--- THE DATA Enclosed Below ---
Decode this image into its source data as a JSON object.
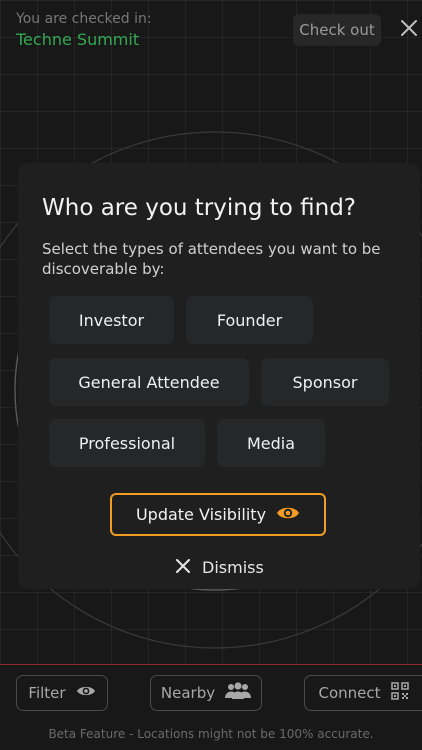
{
  "header": {
    "checked_in_label": "You are checked in:",
    "event_name": "Techne Summit",
    "checkout_label": "Check out"
  },
  "modal": {
    "title": "Who are you trying to find?",
    "description": "Select the types of attendees you want to be discoverable by:",
    "options": [
      "Investor",
      "Founder",
      "General Attendee",
      "Sponsor",
      "Professional",
      "Media"
    ],
    "update_label": "Update Visibility",
    "dismiss_label": "Dismiss"
  },
  "toolbar": {
    "filter_label": "Filter",
    "nearby_label": "Nearby",
    "connect_label": "Connect"
  },
  "footer_note": "Beta Feature - Locations might not be 100% accurate.",
  "colors": {
    "accent_orange": "#f39c24",
    "event_green": "#34a853",
    "modal_bg": "#1f1f1f",
    "chip_bg": "#252728"
  }
}
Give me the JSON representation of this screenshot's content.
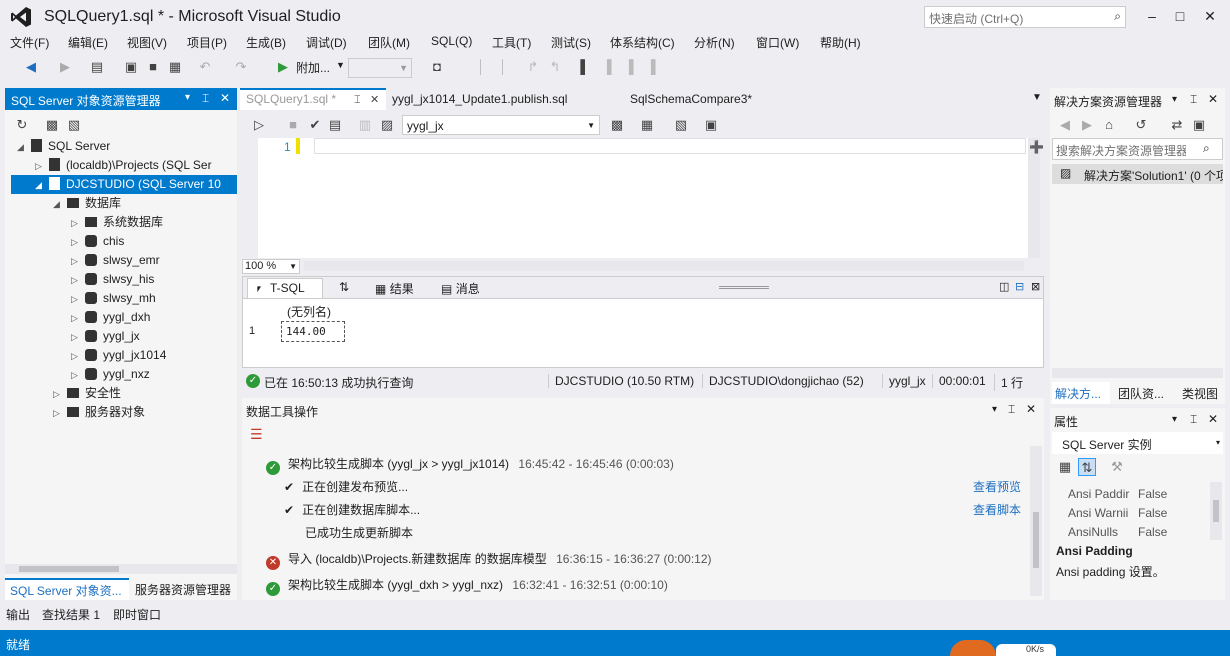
{
  "window": {
    "title": "SQLQuery1.sql * - Microsoft Visual Studio",
    "quick_launch_placeholder": "快速启动 (Ctrl+Q)"
  },
  "menu": [
    "文件(F)",
    "编辑(E)",
    "视图(V)",
    "项目(P)",
    "生成(B)",
    "调试(D)",
    "团队(M)",
    "SQL(Q)",
    "工具(T)",
    "测试(S)",
    "体系结构(C)",
    "分析(N)",
    "窗口(W)",
    "帮助(H)"
  ],
  "toolbar": {
    "attach_label": "附加...",
    "empty_combo": ""
  },
  "left_panel": {
    "title": "SQL Server 对象资源管理器",
    "tree": {
      "root": "SQL Server",
      "server1": "(localdb)\\Projects (SQL Ser",
      "server2": "DJCSTUDIO (SQL Server 10",
      "databases": "数据库",
      "system_db": "系统数据库",
      "dbs": [
        "chis",
        "slwsy_emr",
        "slwsy_his",
        "slwsy_mh",
        "yygl_dxh",
        "yygl_jx",
        "yygl_jx1014",
        "yygl_nxz"
      ],
      "security": "安全性",
      "server_objects": "服务器对象"
    },
    "bottom_tab_active": "SQL Server 对象资...",
    "bottom_tab_2": "服务器资源管理器"
  },
  "doc_tabs": {
    "tab1": "SQLQuery1.sql *",
    "tab2": "yygl_jx1014_Update1.publish.sql",
    "tab3": "SqlSchemaCompare3*"
  },
  "editor": {
    "database": "yygl_jx",
    "line_number": "1",
    "zoom": "100 %"
  },
  "results": {
    "tab_tsql": "T-SQL",
    "tab_results": "结果",
    "tab_messages": "消息",
    "column_header": "(无列名)",
    "row_number": "1",
    "cell_value": "144.00"
  },
  "query_status": {
    "message": "已在 16:50:13 成功执行查询",
    "server": "DJCSTUDIO (10.50 RTM)",
    "user": "DJCSTUDIO\\dongjichao (52)",
    "database": "yygl_jx",
    "elapsed": "00:00:01",
    "rows": "1 行"
  },
  "data_tools": {
    "title": "数据工具操作",
    "op1_title": "架构比较生成脚本 (yygl_jx > yygl_jx1014)",
    "op1_time": "16:45:42 - 16:45:46 (0:00:03)",
    "op1_step1": "正在创建发布预览...",
    "op1_step1_link": "查看预览",
    "op1_step2": "正在创建数据库脚本...",
    "op1_step2_link": "查看脚本",
    "op1_step3": "已成功生成更新脚本",
    "op2_title": "导入 (localdb)\\Projects.新建数据库 的数据库模型",
    "op2_time": "16:36:15 - 16:36:27 (0:00:12)",
    "op3_title": "架构比较生成脚本 (yygl_dxh > yygl_nxz)",
    "op3_time": "16:32:41 - 16:32:51 (0:00:10)"
  },
  "solution_explorer": {
    "title": "解决方案资源管理器",
    "search_placeholder": "搜索解决方案资源管理器",
    "solution_item": "解决方案'Solution1' (0 个项",
    "tab1": "解决方...",
    "tab2": "团队资...",
    "tab3": "类视图"
  },
  "properties": {
    "title": "属性",
    "object": "SQL Server 实例",
    "rows": [
      {
        "name": "Ansi Paddir",
        "value": "False"
      },
      {
        "name": "Ansi Warnii",
        "value": "False"
      },
      {
        "name": "AnsiNulls",
        "value": "False"
      }
    ],
    "desc_title": "Ansi Padding",
    "desc_text": "Ansi padding 设置。"
  },
  "bottom_tabs": [
    "输出",
    "查找结果 1",
    "即时窗口"
  ],
  "status_bar": {
    "text": "就绪",
    "net_speed": "0K/s"
  },
  "colors": {
    "accent": "#007acc",
    "success": "#2e9a3a",
    "error": "#c1392b"
  }
}
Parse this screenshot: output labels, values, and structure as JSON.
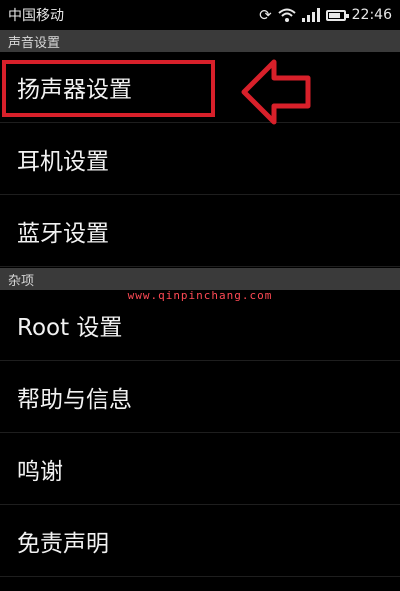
{
  "statusbar": {
    "carrier": "中国移动",
    "time": "22:46",
    "icons": [
      "sync-icon",
      "wifi-icon",
      "signal-icon",
      "battery-icon"
    ]
  },
  "sections": [
    {
      "header": "声音设置",
      "items": [
        "扬声器设置",
        "耳机设置",
        "蓝牙设置"
      ]
    },
    {
      "header": "杂项",
      "items": [
        "Root 设置",
        "帮助与信息",
        "鸣谢",
        "免责声明"
      ]
    }
  ],
  "annotation": {
    "highlight_color": "#d8202a",
    "arrow_icon": "left-arrow-icon"
  },
  "watermark": "www.qinpinchang.com"
}
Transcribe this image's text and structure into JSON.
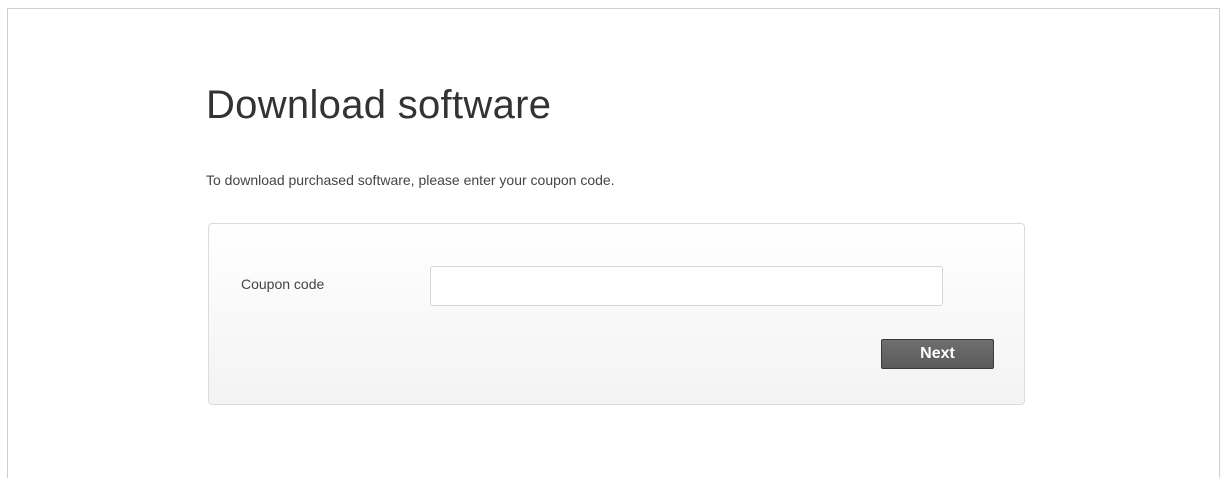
{
  "page": {
    "title": "Download software",
    "intro": "To download purchased software, please enter your coupon code."
  },
  "form": {
    "coupon_label": "Coupon code",
    "coupon_value": "",
    "coupon_placeholder": "",
    "next_label": "Next"
  },
  "colors": {
    "title_text": "#333333",
    "body_text": "#444444",
    "panel_border": "#dcdcdc",
    "button_background": "#5f5f5f",
    "button_text": "#ffffff"
  }
}
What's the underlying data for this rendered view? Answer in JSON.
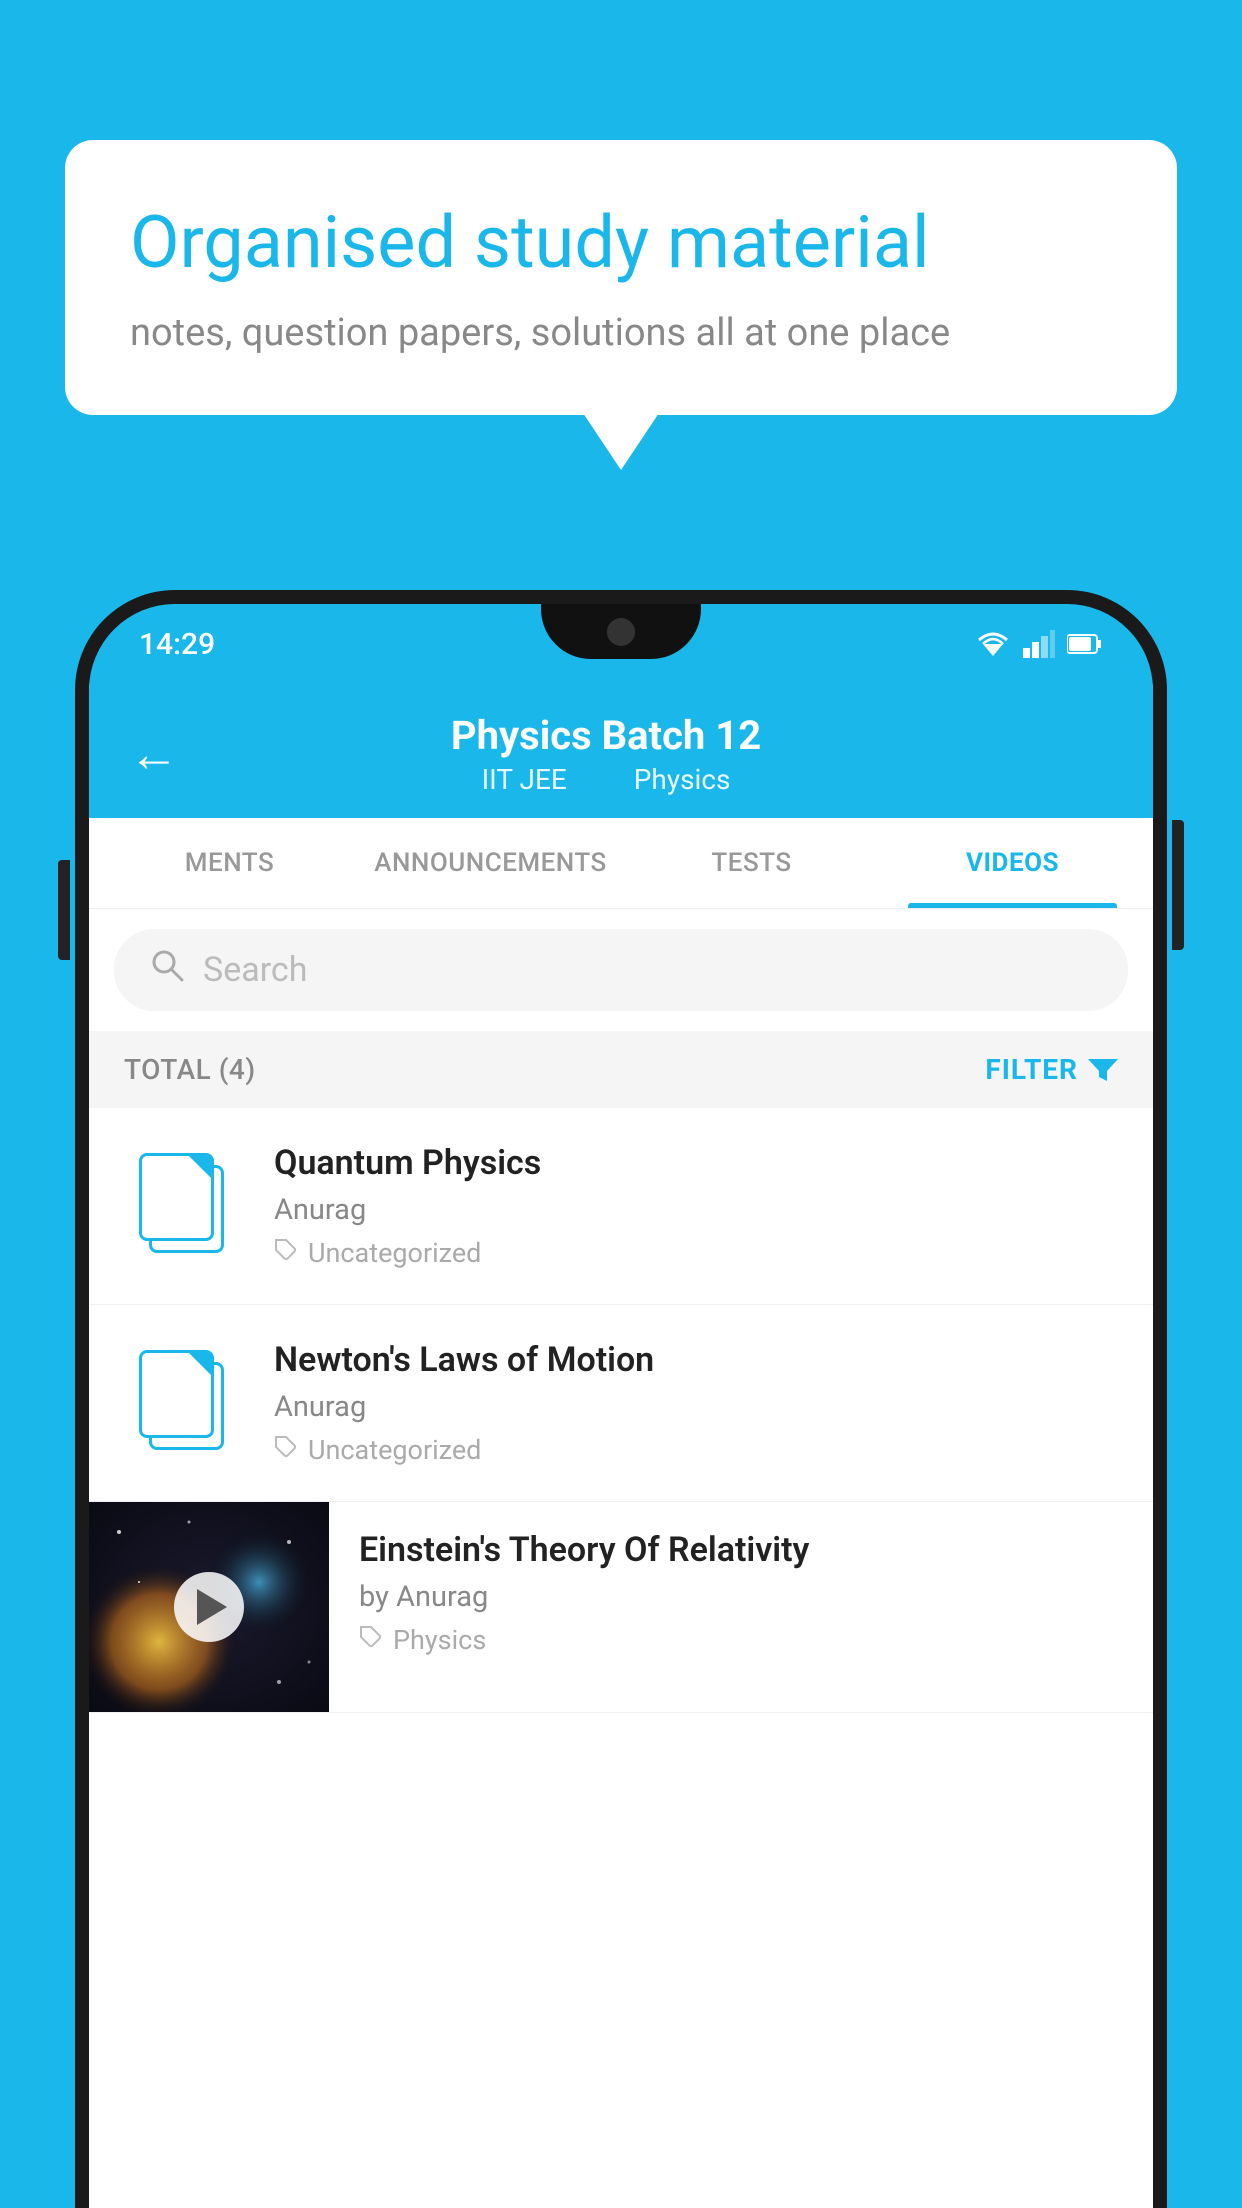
{
  "background_color": "#1ab7ea",
  "speech_bubble": {
    "heading": "Organised study material",
    "subtext": "notes, question papers, solutions all at one place"
  },
  "status_bar": {
    "time": "14:29"
  },
  "app_header": {
    "title": "Physics Batch 12",
    "subtitle_left": "IIT JEE",
    "subtitle_right": "Physics",
    "back_label": "←"
  },
  "tabs": [
    {
      "label": "MENTS",
      "active": false
    },
    {
      "label": "ANNOUNCEMENTS",
      "active": false
    },
    {
      "label": "TESTS",
      "active": false
    },
    {
      "label": "VIDEOS",
      "active": true
    }
  ],
  "search": {
    "placeholder": "Search"
  },
  "filter_bar": {
    "total_label": "TOTAL (4)",
    "filter_label": "FILTER"
  },
  "videos": [
    {
      "id": 1,
      "title": "Quantum Physics",
      "author": "Anurag",
      "tag": "Uncategorized",
      "has_thumbnail": false
    },
    {
      "id": 2,
      "title": "Newton's Laws of Motion",
      "author": "Anurag",
      "tag": "Uncategorized",
      "has_thumbnail": false
    },
    {
      "id": 3,
      "title": "Einstein's Theory Of Relativity",
      "author": "by Anurag",
      "tag": "Physics",
      "has_thumbnail": true
    }
  ]
}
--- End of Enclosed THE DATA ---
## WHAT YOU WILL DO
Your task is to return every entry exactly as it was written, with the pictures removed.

## RESULT FOR THIS TASK
Decode this image into its source data as a JSON object.
{
  "header": {
    "checked_in_label": "You are checked in:",
    "event_name": "Techne Summit",
    "checkout_label": "Check out"
  },
  "modal": {
    "title": "Who are you trying to find?",
    "description": "Select the types of attendees you want to be discoverable by:",
    "options": [
      "Investor",
      "Founder",
      "General Attendee",
      "Sponsor",
      "Professional",
      "Media"
    ],
    "update_label": "Update Visibility",
    "dismiss_label": "Dismiss"
  },
  "toolbar": {
    "filter_label": "Filter",
    "nearby_label": "Nearby",
    "connect_label": "Connect"
  },
  "footer_note": "Beta Feature - Locations might not be 100% accurate.",
  "colors": {
    "accent_orange": "#f39c24",
    "event_green": "#34a853",
    "modal_bg": "#1f1f1f",
    "chip_bg": "#252728"
  }
}
Give me the JSON representation of this screenshot's content.
{
  "window": {
    "title": "SQLQuery1.sql * - Microsoft Visual Studio",
    "quick_launch_placeholder": "快速启动 (Ctrl+Q)"
  },
  "menu": [
    "文件(F)",
    "编辑(E)",
    "视图(V)",
    "项目(P)",
    "生成(B)",
    "调试(D)",
    "团队(M)",
    "SQL(Q)",
    "工具(T)",
    "测试(S)",
    "体系结构(C)",
    "分析(N)",
    "窗口(W)",
    "帮助(H)"
  ],
  "toolbar": {
    "attach_label": "附加...",
    "empty_combo": ""
  },
  "left_panel": {
    "title": "SQL Server 对象资源管理器",
    "tree": {
      "root": "SQL Server",
      "server1": "(localdb)\\Projects (SQL Ser",
      "server2": "DJCSTUDIO (SQL Server 10",
      "databases": "数据库",
      "system_db": "系统数据库",
      "dbs": [
        "chis",
        "slwsy_emr",
        "slwsy_his",
        "slwsy_mh",
        "yygl_dxh",
        "yygl_jx",
        "yygl_jx1014",
        "yygl_nxz"
      ],
      "security": "安全性",
      "server_objects": "服务器对象"
    },
    "bottom_tab_active": "SQL Server 对象资...",
    "bottom_tab_2": "服务器资源管理器"
  },
  "doc_tabs": {
    "tab1": "SQLQuery1.sql *",
    "tab2": "yygl_jx1014_Update1.publish.sql",
    "tab3": "SqlSchemaCompare3*"
  },
  "editor": {
    "database": "yygl_jx",
    "line_number": "1",
    "zoom": "100 %"
  },
  "results": {
    "tab_tsql": "T-SQL",
    "tab_results": "结果",
    "tab_messages": "消息",
    "column_header": "(无列名)",
    "row_number": "1",
    "cell_value": "144.00"
  },
  "query_status": {
    "message": "已在 16:50:13 成功执行查询",
    "server": "DJCSTUDIO (10.50 RTM)",
    "user": "DJCSTUDIO\\dongjichao (52)",
    "database": "yygl_jx",
    "elapsed": "00:00:01",
    "rows": "1 行"
  },
  "data_tools": {
    "title": "数据工具操作",
    "op1_title": "架构比较生成脚本 (yygl_jx > yygl_jx1014)",
    "op1_time": "16:45:42 - 16:45:46 (0:00:03)",
    "op1_step1": "正在创建发布预览...",
    "op1_step1_link": "查看预览",
    "op1_step2": "正在创建数据库脚本...",
    "op1_step2_link": "查看脚本",
    "op1_step3": "已成功生成更新脚本",
    "op2_title": "导入 (localdb)\\Projects.新建数据库 的数据库模型",
    "op2_time": "16:36:15 - 16:36:27 (0:00:12)",
    "op3_title": "架构比较生成脚本 (yygl_dxh > yygl_nxz)",
    "op3_time": "16:32:41 - 16:32:51 (0:00:10)"
  },
  "solution_explorer": {
    "title": "解决方案资源管理器",
    "search_placeholder": "搜索解决方案资源管理器",
    "solution_item": "解决方案'Solution1' (0 个项",
    "tab1": "解决方...",
    "tab2": "团队资...",
    "tab3": "类视图"
  },
  "properties": {
    "title": "属性",
    "object": "SQL Server 实例",
    "rows": [
      {
        "name": "Ansi Paddir",
        "value": "False"
      },
      {
        "name": "Ansi Warnii",
        "value": "False"
      },
      {
        "name": "AnsiNulls",
        "value": "False"
      }
    ],
    "desc_title": "Ansi Padding",
    "desc_text": "Ansi padding 设置。"
  },
  "bottom_tabs": [
    "输出",
    "查找结果 1",
    "即时窗口"
  ],
  "status_bar": {
    "text": "就绪",
    "net_speed": "0K/s"
  },
  "colors": {
    "accent": "#007acc",
    "success": "#2e9a3a",
    "error": "#c1392b"
  }
}
Parse this screenshot: output labels, values, and structure as JSON.
{
  "statusbar": {
    "carrier": "中国移动",
    "time": "22:46",
    "icons": [
      "sync-icon",
      "wifi-icon",
      "signal-icon",
      "battery-icon"
    ]
  },
  "sections": [
    {
      "header": "声音设置",
      "items": [
        "扬声器设置",
        "耳机设置",
        "蓝牙设置"
      ]
    },
    {
      "header": "杂项",
      "items": [
        "Root 设置",
        "帮助与信息",
        "鸣谢",
        "免责声明"
      ]
    }
  ],
  "annotation": {
    "highlight_color": "#d8202a",
    "arrow_icon": "left-arrow-icon"
  },
  "watermark": "www.qinpinchang.com"
}
Transcribe this image's text and structure into JSON.
{
  "page": {
    "title": "Download software",
    "intro": "To download purchased software, please enter your coupon code."
  },
  "form": {
    "coupon_label": "Coupon code",
    "coupon_value": "",
    "coupon_placeholder": "",
    "next_label": "Next"
  },
  "colors": {
    "title_text": "#333333",
    "body_text": "#444444",
    "panel_border": "#dcdcdc",
    "button_background": "#5f5f5f",
    "button_text": "#ffffff"
  }
}
What's the underlying data for this rendered view? Answer in JSON.
{
  "background_color": "#1ab7ea",
  "speech_bubble": {
    "heading": "Organised study material",
    "subtext": "notes, question papers, solutions all at one place"
  },
  "status_bar": {
    "time": "14:29"
  },
  "app_header": {
    "title": "Physics Batch 12",
    "subtitle_left": "IIT JEE",
    "subtitle_right": "Physics",
    "back_label": "←"
  },
  "tabs": [
    {
      "label": "MENTS",
      "active": false
    },
    {
      "label": "ANNOUNCEMENTS",
      "active": false
    },
    {
      "label": "TESTS",
      "active": false
    },
    {
      "label": "VIDEOS",
      "active": true
    }
  ],
  "search": {
    "placeholder": "Search"
  },
  "filter_bar": {
    "total_label": "TOTAL (4)",
    "filter_label": "FILTER"
  },
  "videos": [
    {
      "id": 1,
      "title": "Quantum Physics",
      "author": "Anurag",
      "tag": "Uncategorized",
      "has_thumbnail": false
    },
    {
      "id": 2,
      "title": "Newton's Laws of Motion",
      "author": "Anurag",
      "tag": "Uncategorized",
      "has_thumbnail": false
    },
    {
      "id": 3,
      "title": "Einstein's Theory Of Relativity",
      "author": "by Anurag",
      "tag": "Physics",
      "has_thumbnail": true
    }
  ]
}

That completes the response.